In 2013-14, 3,616 Slovakians travelled to Australia, up 24.8 per cent on the previous year. Over the last five years, the average annual growth rate in arrivals from Slovakia is 5.1 per cent. In 2013-14, 3,218 Australians visited Slovakia, up 24.4 per cent on the previous year and trend figures for the last five years indicate a growing interest in this destination for Australians. A particularly positive aspect of the relationship is the number of young Slovaks who study in Australia—over the past five years, around 1500 Slovakian students have studied in Australia annually.
Responsibility for diplomatic relations with the Slovak Republic rests with the Australian Embassy in Vienna. Visa and migration issues are handled by the Department of Immigration’s office in Vienna. Australia’s Austrade office in Prague is responsible for fostering trade links. The Slovak Republic maintains an Embassy in Canberra and has Honorary Consulates in Brisbane and Sydney.
High level visits
In June 2013, the Governor-General, Her Excellency the Honourable Quentin Bryce AC CVO, led a European Australian Business Council economic mission to promote closer trade and investment relations between Australia and the member states of the European Union.
The Slovak State Secretary of the Ministry of Defence, Mr Miloš Koterec, visited Australia in May 2012. Mr Koterec met with the Parliamentary Secretary for Defence, Dr Mike Kelly AM MP, and the Acting Chief of the Defence Force. Slovak Foreign Minister, Mr Ján Kubiš, visited Australia in October 2008.
The Prime Minister’s Special Envoy for Central Europe, the Balkans and the Caucasus, Dr Russell Trood, visited Bratislava in March 2012 and met with the Slovak President. The Minister for Foreign Affairs, the Hon Stephen Smith, visited the Slovak Republic on 16 February 2010 where he met with the Slovak Foreign Minister, Dr Miroslav Lajčák. The Minister for Defence, Senator the Hon. John Faulkner, met the Slovak Defence Minister, Jaroslav Baska, during an informal meeting of Defence Ministers of NATO member countries held in Bratislava in October 2009.

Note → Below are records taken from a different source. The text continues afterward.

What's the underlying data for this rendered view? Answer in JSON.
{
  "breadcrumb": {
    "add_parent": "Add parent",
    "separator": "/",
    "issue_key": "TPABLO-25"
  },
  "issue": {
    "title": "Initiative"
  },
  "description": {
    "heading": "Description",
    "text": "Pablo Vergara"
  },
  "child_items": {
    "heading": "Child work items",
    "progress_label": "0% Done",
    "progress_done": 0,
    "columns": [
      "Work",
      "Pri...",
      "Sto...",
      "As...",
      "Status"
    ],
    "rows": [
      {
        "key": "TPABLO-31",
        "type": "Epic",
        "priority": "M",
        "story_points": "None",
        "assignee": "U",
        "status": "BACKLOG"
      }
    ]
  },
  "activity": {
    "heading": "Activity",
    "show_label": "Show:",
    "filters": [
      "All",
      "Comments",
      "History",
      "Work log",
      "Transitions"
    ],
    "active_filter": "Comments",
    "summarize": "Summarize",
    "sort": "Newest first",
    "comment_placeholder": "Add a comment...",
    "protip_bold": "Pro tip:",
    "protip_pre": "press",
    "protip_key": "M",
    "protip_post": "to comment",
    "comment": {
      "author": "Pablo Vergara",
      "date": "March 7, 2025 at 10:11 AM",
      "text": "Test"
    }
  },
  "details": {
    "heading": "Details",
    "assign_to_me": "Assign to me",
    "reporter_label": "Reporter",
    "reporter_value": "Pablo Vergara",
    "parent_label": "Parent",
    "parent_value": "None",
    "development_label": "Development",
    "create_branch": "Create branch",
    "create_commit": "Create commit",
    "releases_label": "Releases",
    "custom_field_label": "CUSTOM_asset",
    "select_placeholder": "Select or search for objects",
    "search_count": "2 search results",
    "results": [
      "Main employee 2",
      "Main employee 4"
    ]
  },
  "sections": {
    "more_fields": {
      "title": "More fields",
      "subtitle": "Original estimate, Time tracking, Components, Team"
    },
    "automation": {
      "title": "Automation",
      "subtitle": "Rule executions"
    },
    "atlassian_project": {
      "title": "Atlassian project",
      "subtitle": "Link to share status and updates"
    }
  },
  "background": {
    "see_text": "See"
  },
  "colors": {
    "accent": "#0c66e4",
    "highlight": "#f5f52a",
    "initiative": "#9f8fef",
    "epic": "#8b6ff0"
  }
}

Bilateral economic and trade relationship
Bilateral trade and investment links with the Slovak Republic are modest, but gradually expanding.
Two-way merchandise trade is strongly in the Slovak Republic’s favour, with Australia’s imports from the Slovak Republic worth approximately A$394 million in 2013-14. Passenger motor vehicles continued to be the dominant import. Australian exports to the Slovak Republic were worth approximately A$3.2 million in 2013-14 and comprised mainly pharmaceutical products (excluding medicaments), measuring and analysing instruments, electrical circuits equipment and electrical machinery and parts.
For information on doing business in the Slovak Republic, please contact Austrade or visit www.austrade.gov.au.
Last updated: May 2015